There was a time, probably circa 2014 or so, where you could make a fairly credible joke about the U.S. Congress not being all that dissimilar from one of the more virulent strains of internet message boards. The parallels draw themselves: The insular culture of established elites, the knee-jerk hostility, the tendency to launch into long, deeply uninteresting monologues that benefited only oneself. At the time—i.e., several years ago—it could have been a fun little chunk of satire.
Anyway: A sitting U.S. congressperson has now been censured by the House Of Representatives for shitposting an anime meme video. There’s no joke there; we just live in it.
Said Representative is, of course, Arizona’s Paul Gosar, who came under criticism earlier this week for posting a video on his Twitter that showed an edited version of the uber-popular anime Attack On Titan, in which Gosar was depicted attacking a giant with the face of fellow Rep. Alexandria Ocasio-Cortez, killing her. (The video also depicts anime-Gosar launching an attack on President Joe Biden, as well as a whole bunch of ugly scaremongering about illegal immigration.)
Today, Gosar faced a censure vote from his colleagues in the House, becoming the first member of the body to face the formal reprimand in more than a decade. (He was also stripped from a pair of committees.) Tragically, the words “Attack On Titan” do not appear in the formal resolution of the censure, denying us a truly surreal moment of American democracy.

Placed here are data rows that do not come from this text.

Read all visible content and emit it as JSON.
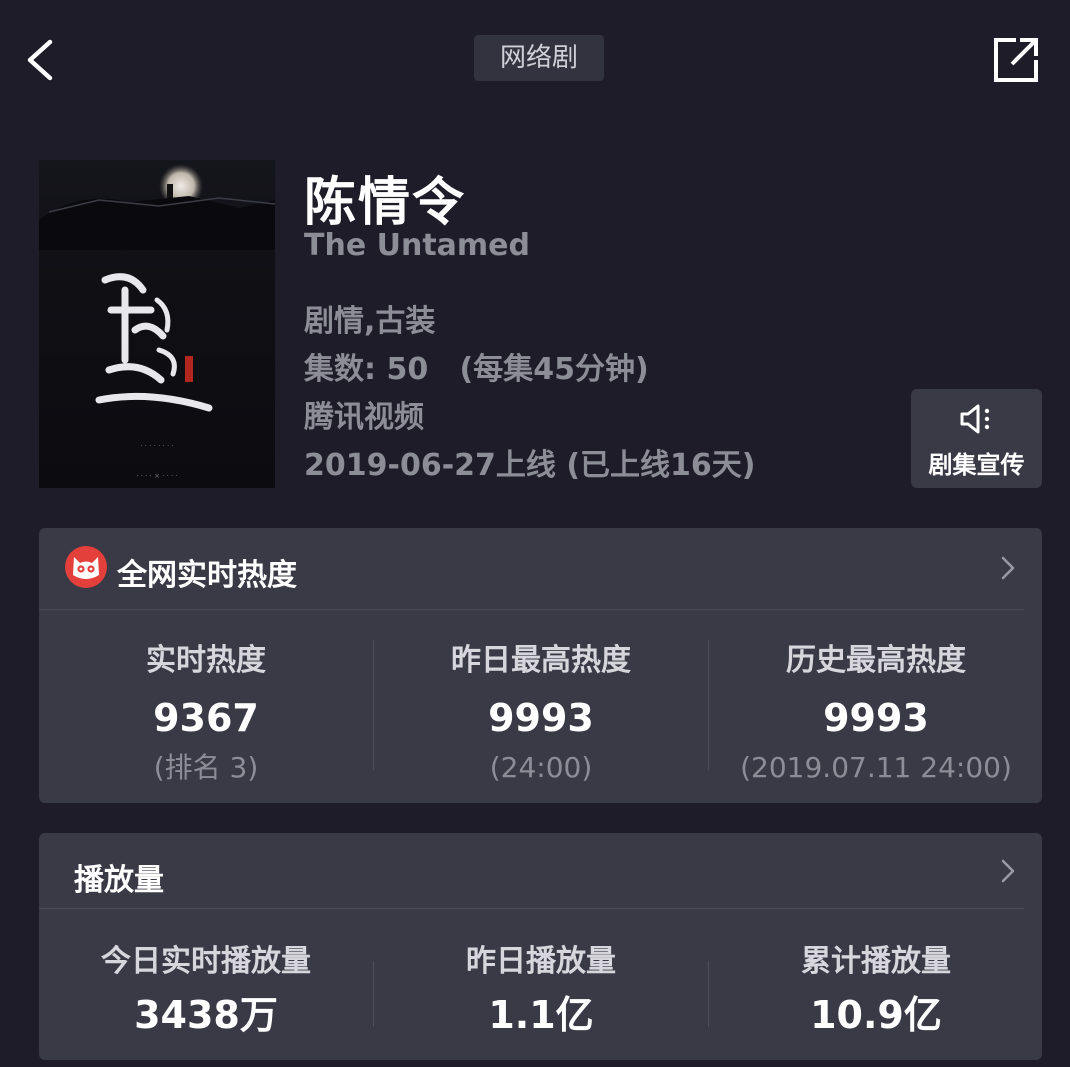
{
  "header": {
    "tag": "网络剧"
  },
  "show": {
    "title": "陈情令",
    "english_title": "The Untamed",
    "genre": "剧情,古装",
    "episodes": "集数: 50   (每集45分钟)",
    "platform": "腾讯视频",
    "release": "2019-06-27上线 (已上线16天)"
  },
  "promo": {
    "label": "剧集宣传",
    "icon": "speaker-icon"
  },
  "heat": {
    "title": "全网实时热度",
    "icon": "maoyan-cat-icon",
    "stats": [
      {
        "label": "实时热度",
        "value": "9367",
        "note": "(排名 3)"
      },
      {
        "label": "昨日最高热度",
        "value": "9993",
        "note": "(24:00)"
      },
      {
        "label": "历史最高热度",
        "value": "9993",
        "note": "(2019.07.11 24:00)"
      }
    ]
  },
  "plays": {
    "title": "播放量",
    "stats": [
      {
        "label": "今日实时播放量",
        "value": "3438万"
      },
      {
        "label": "昨日播放量",
        "value": "1.1亿"
      },
      {
        "label": "累计播放量",
        "value": "10.9亿"
      }
    ]
  },
  "colors": {
    "background": "#1d1c28",
    "card": "#3a3946",
    "muted_text": "#8d8d97",
    "brand_red": "#e4403b"
  }
}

For those unfamiliar, Titan is a hugely popular, and sometimes controversial, anime series, focused on a world in which humans, trapped inside a single city, have to fend off giants that would like to eat them. The series has come under criticism in recent years for its occasional invocation of fascist imagery, as well as accusations of antisemitism related to its plot; it has, probably not coincidentally, gained a lot of popularity among the internet-active right over that same time.
Anyway: The internet was a mistake.